Finally, generation and leadership renewal were added to the list of definitions. “We must ensure leaders do not burn out. We must take care of leaders. Leadership that drains leaders dry will not last.” The sentiments apply equally well to the Zimbabwean leadership, where the issue is: Can the ruling party that is displaying all the signs of both succession phobia and fatigue rise to the occasion and deploy, albeit belatedly, sustainable leadership able to implement leadership succession, both in the party and in the country?

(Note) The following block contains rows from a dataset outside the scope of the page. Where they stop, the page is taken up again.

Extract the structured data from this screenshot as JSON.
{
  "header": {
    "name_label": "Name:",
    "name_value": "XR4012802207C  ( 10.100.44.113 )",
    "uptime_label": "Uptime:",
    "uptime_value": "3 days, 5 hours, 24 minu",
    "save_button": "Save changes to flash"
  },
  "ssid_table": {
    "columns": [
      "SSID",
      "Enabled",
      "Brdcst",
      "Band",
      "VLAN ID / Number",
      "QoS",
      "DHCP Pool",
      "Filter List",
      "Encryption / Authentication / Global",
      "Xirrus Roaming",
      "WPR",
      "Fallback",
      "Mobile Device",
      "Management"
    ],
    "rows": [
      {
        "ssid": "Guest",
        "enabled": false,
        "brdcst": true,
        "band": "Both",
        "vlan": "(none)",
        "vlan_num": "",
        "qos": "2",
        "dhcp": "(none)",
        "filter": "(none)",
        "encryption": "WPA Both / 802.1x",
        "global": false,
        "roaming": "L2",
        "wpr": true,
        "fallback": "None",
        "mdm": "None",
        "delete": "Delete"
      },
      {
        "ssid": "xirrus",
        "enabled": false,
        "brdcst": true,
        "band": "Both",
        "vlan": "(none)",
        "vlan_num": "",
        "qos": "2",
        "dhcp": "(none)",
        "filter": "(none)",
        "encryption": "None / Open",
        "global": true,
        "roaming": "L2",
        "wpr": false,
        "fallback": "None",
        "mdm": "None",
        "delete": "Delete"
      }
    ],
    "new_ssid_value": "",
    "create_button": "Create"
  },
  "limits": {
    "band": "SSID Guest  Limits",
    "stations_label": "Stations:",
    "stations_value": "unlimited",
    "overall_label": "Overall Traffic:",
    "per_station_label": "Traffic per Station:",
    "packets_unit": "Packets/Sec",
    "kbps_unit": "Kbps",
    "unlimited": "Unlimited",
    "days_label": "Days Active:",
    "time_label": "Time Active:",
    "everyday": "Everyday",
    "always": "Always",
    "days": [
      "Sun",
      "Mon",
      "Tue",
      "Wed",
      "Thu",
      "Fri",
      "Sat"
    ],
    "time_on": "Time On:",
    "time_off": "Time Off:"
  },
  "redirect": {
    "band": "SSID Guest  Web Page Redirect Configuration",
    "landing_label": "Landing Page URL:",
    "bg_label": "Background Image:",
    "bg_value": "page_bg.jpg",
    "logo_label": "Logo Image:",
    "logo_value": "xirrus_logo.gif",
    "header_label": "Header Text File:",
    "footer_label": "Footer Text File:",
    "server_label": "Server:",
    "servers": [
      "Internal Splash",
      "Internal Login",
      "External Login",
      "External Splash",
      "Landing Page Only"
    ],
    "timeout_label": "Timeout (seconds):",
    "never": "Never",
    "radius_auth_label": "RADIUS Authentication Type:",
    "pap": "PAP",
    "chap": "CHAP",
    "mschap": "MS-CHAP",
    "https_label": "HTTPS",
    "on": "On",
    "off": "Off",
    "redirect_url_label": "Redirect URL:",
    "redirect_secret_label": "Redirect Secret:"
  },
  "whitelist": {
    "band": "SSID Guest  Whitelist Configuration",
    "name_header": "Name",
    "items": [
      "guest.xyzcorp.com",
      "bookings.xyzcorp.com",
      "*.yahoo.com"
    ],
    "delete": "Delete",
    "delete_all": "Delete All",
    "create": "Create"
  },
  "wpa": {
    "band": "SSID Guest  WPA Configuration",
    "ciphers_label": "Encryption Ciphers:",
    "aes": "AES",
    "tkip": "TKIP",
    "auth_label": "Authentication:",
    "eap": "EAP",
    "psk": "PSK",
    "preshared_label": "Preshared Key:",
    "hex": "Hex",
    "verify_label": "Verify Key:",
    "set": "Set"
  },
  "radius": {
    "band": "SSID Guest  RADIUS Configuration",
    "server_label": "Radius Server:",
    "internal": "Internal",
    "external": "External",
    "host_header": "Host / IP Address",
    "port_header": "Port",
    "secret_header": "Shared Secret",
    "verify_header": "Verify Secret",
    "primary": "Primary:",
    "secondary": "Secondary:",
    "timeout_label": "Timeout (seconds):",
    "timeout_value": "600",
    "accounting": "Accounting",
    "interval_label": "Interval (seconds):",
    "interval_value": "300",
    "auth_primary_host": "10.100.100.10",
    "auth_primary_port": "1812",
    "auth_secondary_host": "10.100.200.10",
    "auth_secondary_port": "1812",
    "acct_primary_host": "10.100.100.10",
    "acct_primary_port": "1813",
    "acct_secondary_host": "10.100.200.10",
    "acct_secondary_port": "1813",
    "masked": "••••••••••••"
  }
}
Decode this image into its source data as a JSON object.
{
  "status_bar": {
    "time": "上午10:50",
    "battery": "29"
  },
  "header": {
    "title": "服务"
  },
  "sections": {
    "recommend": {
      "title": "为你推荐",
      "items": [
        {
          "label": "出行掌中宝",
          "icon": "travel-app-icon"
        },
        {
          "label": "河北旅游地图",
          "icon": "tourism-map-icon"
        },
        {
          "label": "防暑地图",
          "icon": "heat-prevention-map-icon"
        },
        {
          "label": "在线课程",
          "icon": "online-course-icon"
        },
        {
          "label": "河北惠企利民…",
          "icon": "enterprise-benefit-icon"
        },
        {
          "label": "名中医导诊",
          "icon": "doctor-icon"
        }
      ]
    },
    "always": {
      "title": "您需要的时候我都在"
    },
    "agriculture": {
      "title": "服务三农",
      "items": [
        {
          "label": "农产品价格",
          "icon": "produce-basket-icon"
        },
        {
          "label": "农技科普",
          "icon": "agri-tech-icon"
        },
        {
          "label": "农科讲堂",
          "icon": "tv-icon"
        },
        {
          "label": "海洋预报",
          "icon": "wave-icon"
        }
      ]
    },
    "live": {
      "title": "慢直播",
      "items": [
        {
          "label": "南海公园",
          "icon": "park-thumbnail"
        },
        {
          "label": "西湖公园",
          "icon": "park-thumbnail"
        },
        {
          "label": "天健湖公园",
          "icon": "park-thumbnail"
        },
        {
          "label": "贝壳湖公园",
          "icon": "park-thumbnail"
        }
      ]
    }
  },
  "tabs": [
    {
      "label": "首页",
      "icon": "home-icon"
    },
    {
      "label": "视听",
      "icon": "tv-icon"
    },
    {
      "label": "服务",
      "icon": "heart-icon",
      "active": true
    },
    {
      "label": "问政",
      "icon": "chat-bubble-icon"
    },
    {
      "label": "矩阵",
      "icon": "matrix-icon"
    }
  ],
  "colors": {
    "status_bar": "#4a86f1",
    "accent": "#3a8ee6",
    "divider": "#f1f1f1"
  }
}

The jury on that may still be out. Unlike for China, there seems to be no shared enduring vision as factional positions on the indigenisation and Economic empowerment Act have emerged, of all places, in Cabinet. Neither is there one vision on how to have executed or to conclude the land reform programme. There is none too on fiscal management or on the country’s direction to, and policy on international relations. On issues critical to economic recovery, it seems to be the proverbial case of every donkey loves to hear itself braying.
Inevitably, under the circumstances, there is no shared leadership. There is no evidence of sustainable leadership or signs of leadership renewal. Rather than social entrepreneurship driving strategy, the “love of money — the root of all evil” — may be the primary motivation in most politicians’ minds. It could not be more different from the Chinese model of the past three decades, or contemporary Western models. The debilitating post-Soviet Russia oligarchic model and the equally catastrophic South Africa BEE (Black Economic Empowerment) model, both prone to abuse, seem regrettably, to be the chosen, albeit rogue, beacons.
The Chinese, like the West, took to heart the seven principles of leadership as enunciated by Hargreaves and Fink. Strategy is clear, simple and unifying. It stands scrutiny by academics and critics. It delivers positive social change. The leadership’s position on social entrepreneurship “matters, spreads and lasts”. Li, the Chinese Prime Minister, says the strategy has remained the same over the past 30 years. It rallies around reform, openness and international co-operation, underpinned by innovation. For America, President Barack Obama is likely to put innovation first, followed by the others. The future of America, according to the US President, “depends on fixing (reforming/transforming) our politics”.
Globally, the keys to progress are basically the same. The presence or absence of a shared vision and sustainable leadership is what make the difference. Without a unifying vision, the people perish.